UK Parliament approves Prime Minister's early election call

But Mr Corbyn dismissed her argument that she needs a fresh mandate to deliver Brexit, and said it was "extremely interesting" that she had chosen to call an election as the Crown Prosecution Service prepares to decide whether to press charges against a string of Tory MPs over allegations relating to 2015 general election expenses. Labour would need a massive shift in public sentiment to win a June election, these polls suggest.

In fiery exchanges in the House of Commons on Wednesday, May said an early election would strengthen her hand against domestic critics seeking to "frustrate the process" of Brexit, which formally began last month.

Voters could give Europhile politicians a boost in Britain's upcoming election, but the effect will be limited and the prospect of a grand alliance to soften Brexit is improbable, analysts said.

But May won the day with a commanding majority.

She insists an early election would provide "certainty and stability" in the negotiations, which will now start after the vote. Mr Corbyn accused the government of "broken promises" on health, education and the economy during its seven years in office.

In recent weeks Labour has threatened to vote against the deal we reach with the European Union.

He told MPs: "We welcome the opportunity of a general election because it gives the British people the chance to vote for a Labour government that will put the interests of the majority first".

May explained her policy U-turn with an attack on her domestic political opponents, many of whom support Britain's continued membership of Europe's single market, accusing them of "game-playing" over Brexit.

The snap election caps a tumultuous few years in British politics that has seen two historic referendums-one on Brexit, one on Scottish independence-and a prime ministerial resignation.

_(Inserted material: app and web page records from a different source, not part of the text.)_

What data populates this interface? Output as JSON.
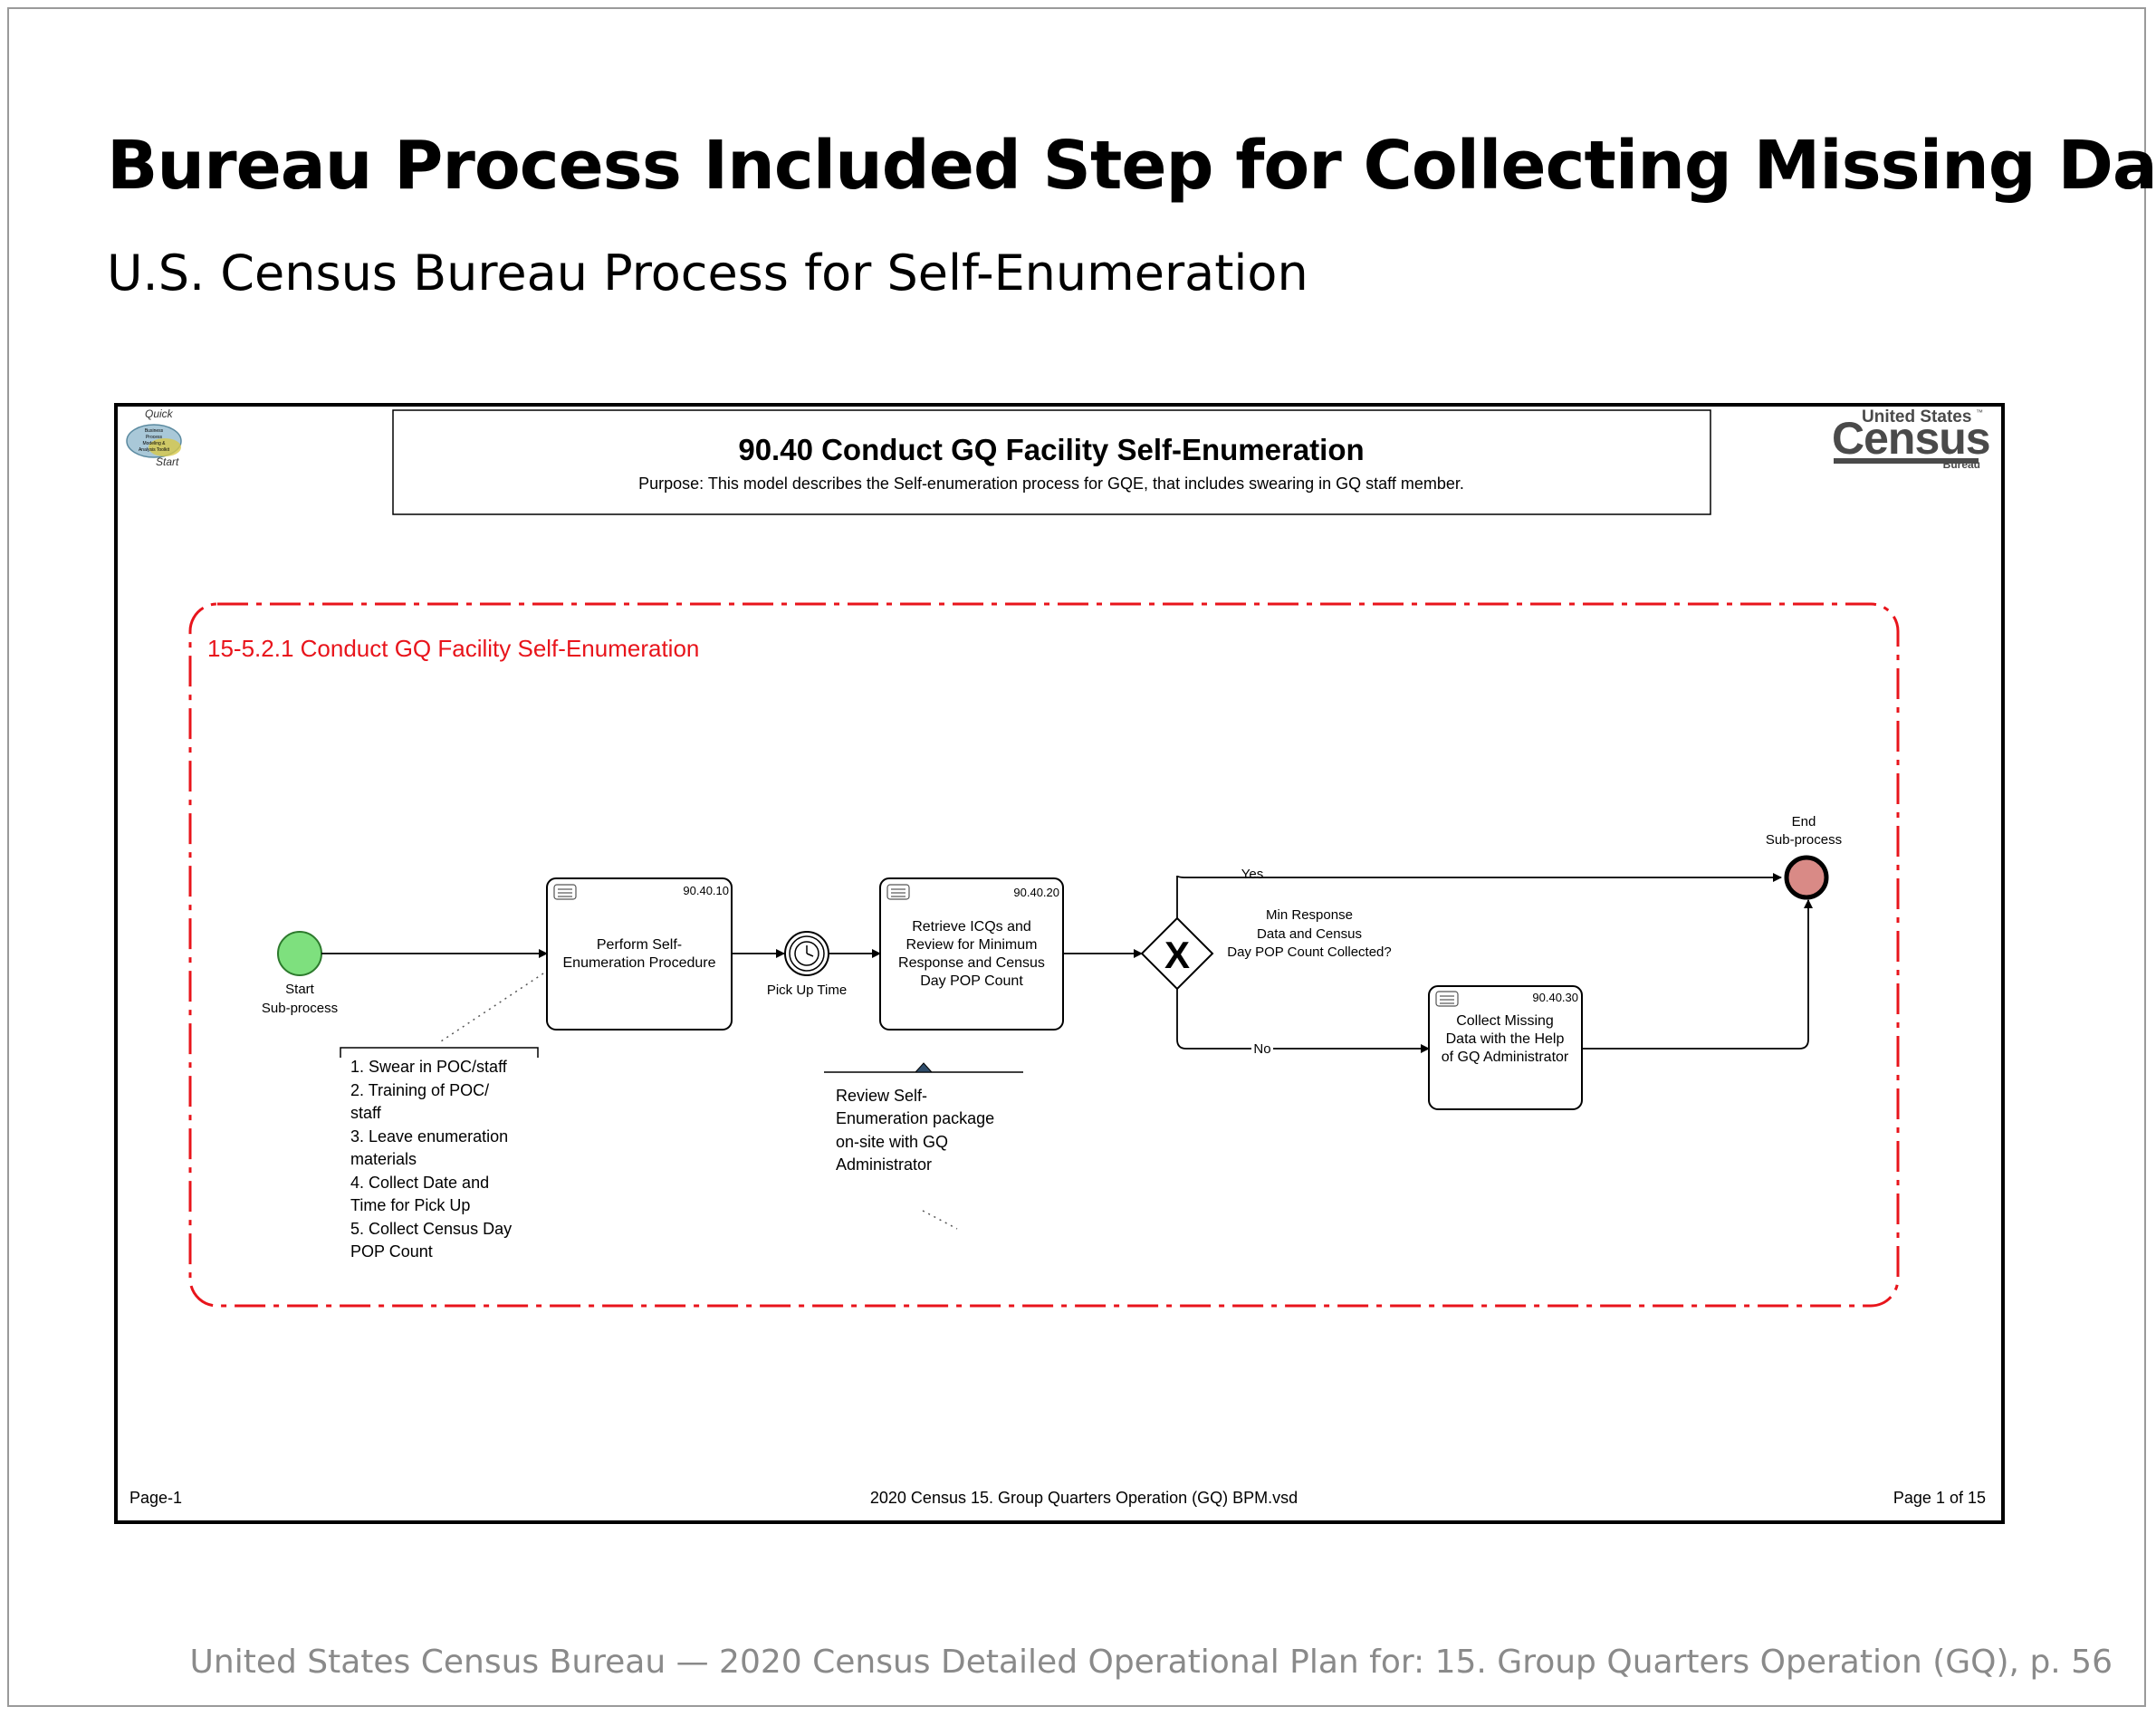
{
  "slide": {
    "title": "Bureau Process Included Step for Collecting Missing Data",
    "subtitle": "U.S. Census Bureau Process for Self-Enumeration",
    "footer": "United States Census Bureau — 2020  Census  Detailed Operational Plan for: 15. Group Quarters  Operation (GQ), p. 56"
  },
  "diagram": {
    "title": "90.40 Conduct GQ Facility Self-Enumeration",
    "purpose": "Purpose: This model describes the Self-enumeration process for GQE, that includes swearing in GQ staff member.",
    "logo": {
      "top": "United States",
      "main": "Census",
      "bottom": "Bureau",
      "tm": "™"
    },
    "quickstart": {
      "top": "Quick",
      "lines": [
        "Business",
        "Process",
        "Modeling &",
        "Analysis Toolkit"
      ],
      "bottom": "Start"
    },
    "subprocess_label": "15-5.2.1 Conduct GQ Facility Self-Enumeration",
    "start_event": {
      "line1": "Start",
      "line2": "Sub-process"
    },
    "end_event": {
      "line1": "End",
      "line2": "Sub-process"
    },
    "timer_label": "Pick Up Time",
    "gateway": {
      "symbol": "X",
      "question": [
        "Min Response",
        "Data and Census",
        "Day POP Count Collected?"
      ],
      "yes": "Yes",
      "no": "No"
    },
    "tasks": [
      {
        "id": "90.40.10",
        "lines": [
          "Perform Self-",
          "Enumeration Procedure"
        ]
      },
      {
        "id": "90.40.20",
        "lines": [
          "Retrieve ICQs and",
          "Review for Minimum",
          "Response and Census",
          "Day POP Count"
        ]
      },
      {
        "id": "90.40.30",
        "lines": [
          "Collect Missing",
          "Data with the Help",
          "of GQ Administrator"
        ]
      }
    ],
    "annotation_1": [
      "1. Swear in POC/staff",
      "2. Training of POC/",
      "staff",
      "3. Leave enumeration",
      "materials",
      "4. Collect Date and",
      "Time for Pick Up",
      "5. Collect Census Day",
      "POP Count"
    ],
    "annotation_2": [
      "Review Self-",
      "Enumeration package",
      "on-site with GQ",
      "Administrator"
    ],
    "page_left": "Page-1",
    "page_center": "2020 Census 15. Group Quarters Operation (GQ) BPM.vsd",
    "page_right": "Page 1 of 15",
    "colors": {
      "subprocess_border": "#e8141b",
      "start_fill": "#7ee07e",
      "end_fill": "#d98a86",
      "logo": "#4a4a4a"
    }
  }
}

Britain's second female prime minister, who took over last summer following her predecessor David Cameron's failure to convince voters to back the European Union, also appears to have won strong popular support for her handling of the political quake unleashed by Brexit.

He said Labour's collapse under Jeremy Corbyn helped explain the prevailing poll results.

In a worrying sign for Labour, three of its MPs have already announced they will not stand again.

"We will not let the elite extract wealth from the pockets of ordinary working people any longer".

"The SNP remains dominant in Scotland and is likely to retain most of its 56 seats".

Like nearly everyone else in Britain, the election announcement caught financial markets off guard, amid concerns of the economic implications of Brexit.

The pound rallied on speculation that May will be returned with a stronger mandate, but this caused London's FTSE 100 index - which features many multinationals earning in dollars - to fall.

  • Salvatore Jensen